He benefits from that himself: In the 1970s and 1980s, when he was still a young man, it was mainly people from the Netherlands who came to spend their holidays in Schwarzenberg and so it was only natural for him to learn Dutch. “I was on the slopes with them all day and then spent the evenings with them in my café.”He’s still on friendly terms with many of his regulars. He meets three of them in the Mesmerstüble, his old café, later and chats with them in fluent Dutch. “Ski instructors are multipliers for tourism,” he says. “Guests really appreciate it when I’m able to talk to them in their own language and if I’m then even able to manage to convey skiing as a special way of experiencing nature, well, then they’ll just keep on coming back.”
Fetz was also the Managing Director at the Tourismusverband Schwarzenberg (Schwarzenberg Tourism Association) and the Haldenlifte-Gesellschaft (Ski Lift Company) for decades. His sociable manner, his pronounced affinity for tourism and his language skills even resulted in him being sent to represent Vorarlberg Tourismus at several tourism fairs in the Netherlands.
Since then, skiing has become more widespread: pistes, deep snow slopes, mogul slopes, snow and fun parks as well as ski tours attract winter-sports enthusiasts of all ages to the snow.

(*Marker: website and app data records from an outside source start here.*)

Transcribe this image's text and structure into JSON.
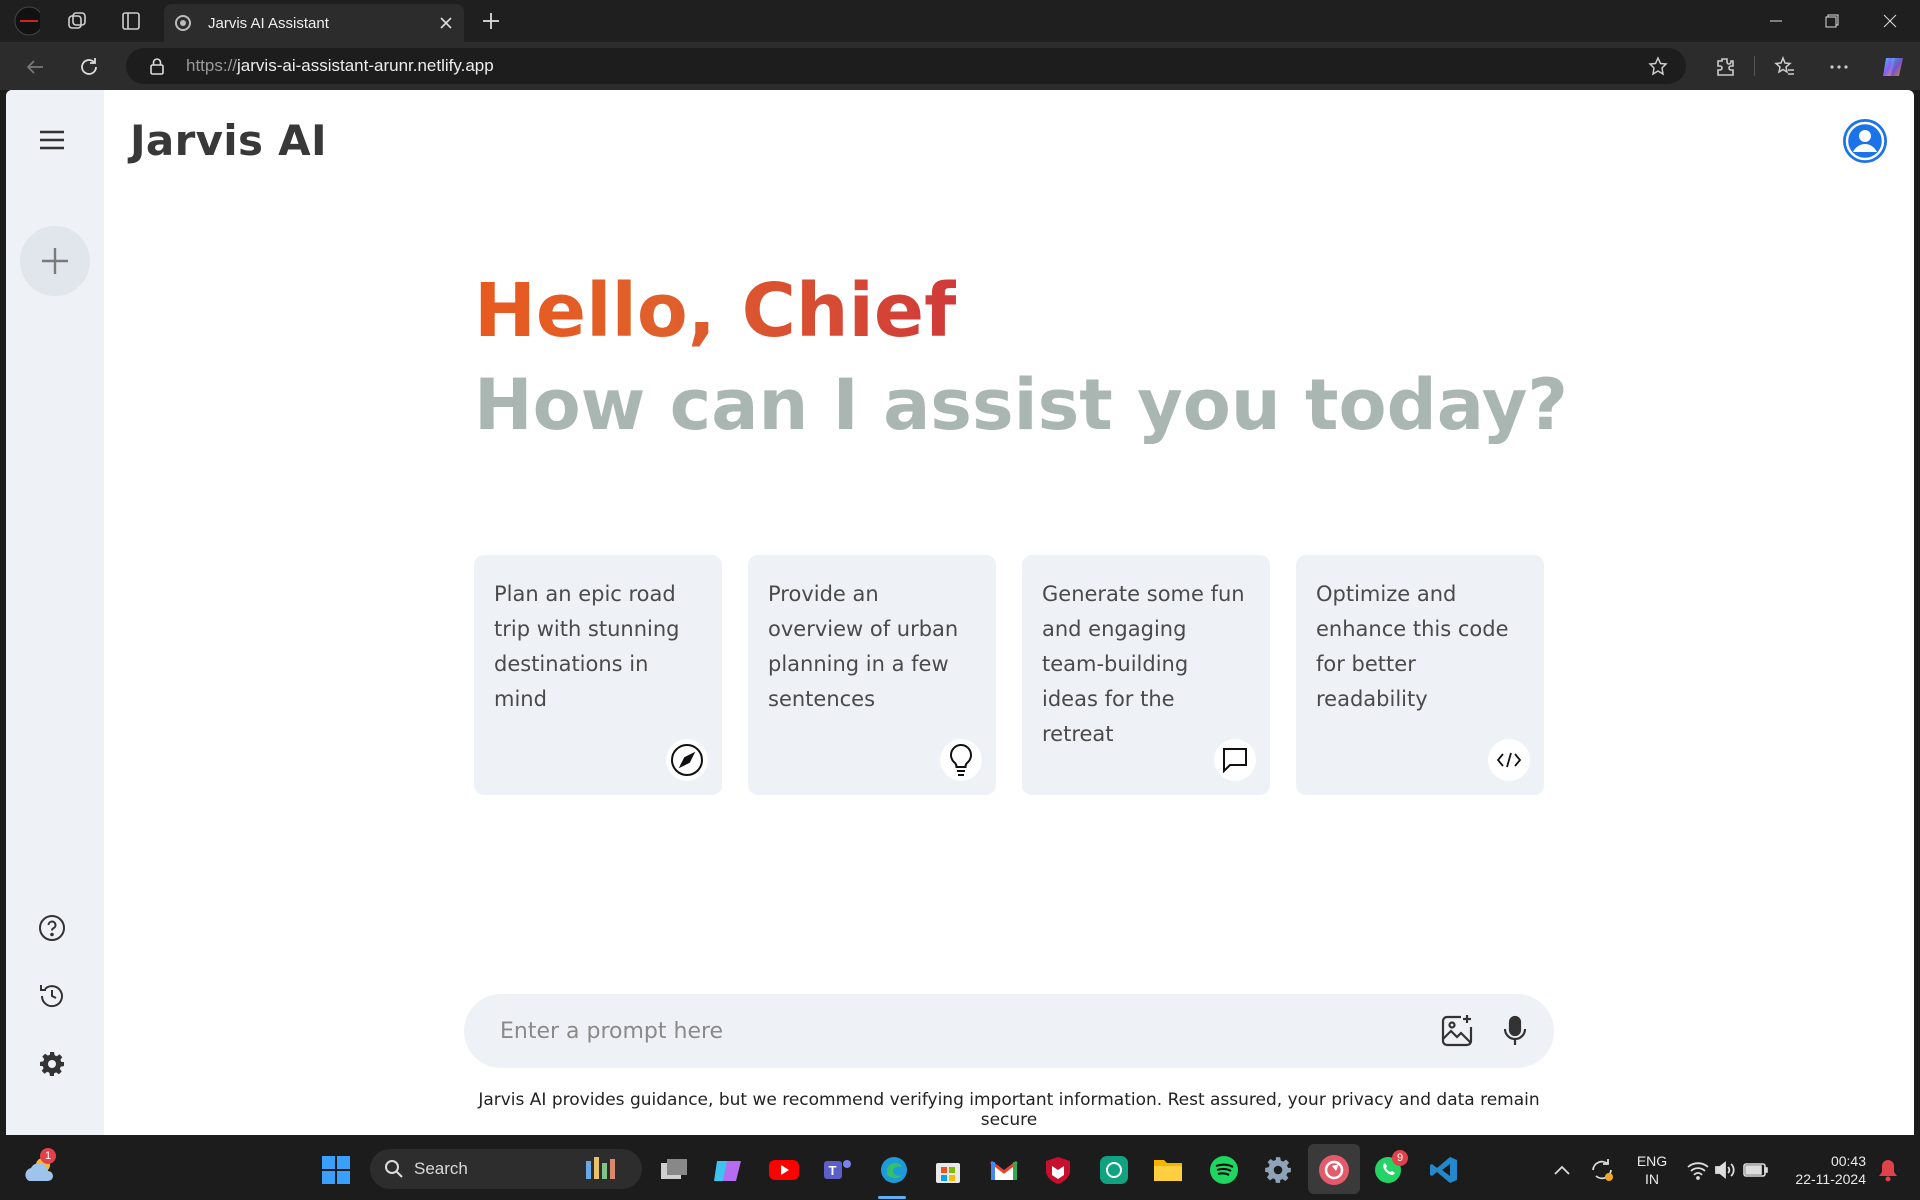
{
  "browser": {
    "tab_title": "Jarvis AI Assistant",
    "url_scheme": "https://",
    "url_host": "jarvis-ai-assistant-arunr.netlify.app"
  },
  "app": {
    "brand": "Jarvis AI",
    "greeting": "Hello, Chief",
    "subtitle": "How can I assist you today?",
    "cards": [
      {
        "text": "Plan an epic road trip with stunning destinations in mind",
        "icon": "compass-icon"
      },
      {
        "text": "Provide an overview of urban planning in a few sentences",
        "icon": "lightbulb-icon"
      },
      {
        "text": "Generate some fun and engaging team-building ideas for the retreat",
        "icon": "message-icon"
      },
      {
        "text": "Optimize and enhance this code for better readability",
        "icon": "code-icon"
      }
    ],
    "prompt_placeholder": "Enter a prompt here",
    "disclaimer": "Jarvis AI provides guidance, but we recommend verifying important information. Rest assured, your privacy and data remain secure"
  },
  "taskbar": {
    "search_label": "Search",
    "lang_1": "ENG",
    "lang_2": "IN",
    "time": "00:43",
    "date": "22-11-2024",
    "weather_badge": "1",
    "whatsapp_badge": "9"
  },
  "colors": {
    "accent_blue": "#1a73e8",
    "greeting_orange": "#e8591f",
    "greeting_red": "#d03a3a",
    "subtitle_gray": "#aab6b1",
    "card_bg": "#eef1f6"
  }
}
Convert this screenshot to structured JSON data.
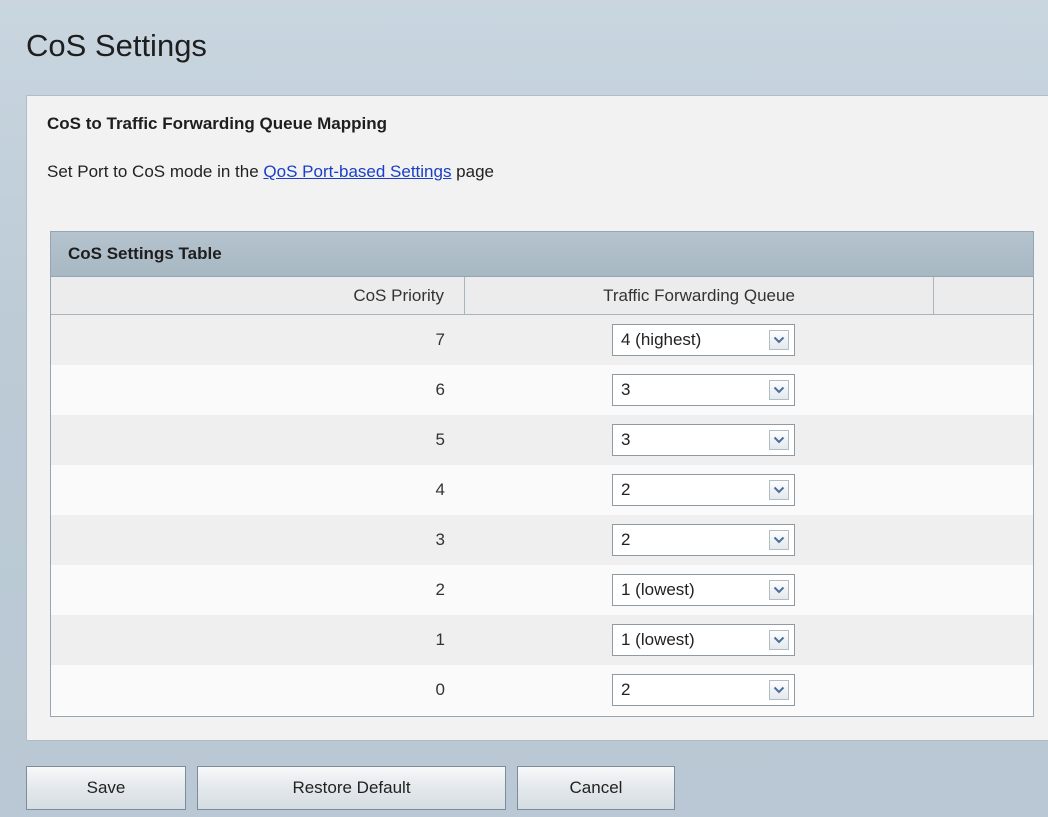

The latter even more so since covid. As a consequence, safety has become a much bigger issue, particularly in open terrain. “Skill, the right ski for deep snow, safety gear with probe, beeper, mobile phone – all that is a must for getting the chain of rescue going. You have to practice at least once a year in order to be able to respond properly under stress,” says the experienced skier, who himself has only once been in a critical situation that was caused by bad weather. “You also need to know about snow conditions and the weather so that you’re able to assess whether there’s a risk of avalanches. A ski guide who is familiar with the area is the perfect companion,” says Lothar Fetz, who prefers to leave such tours to others these day but instead is already looking forward to the first descents down the Bödele.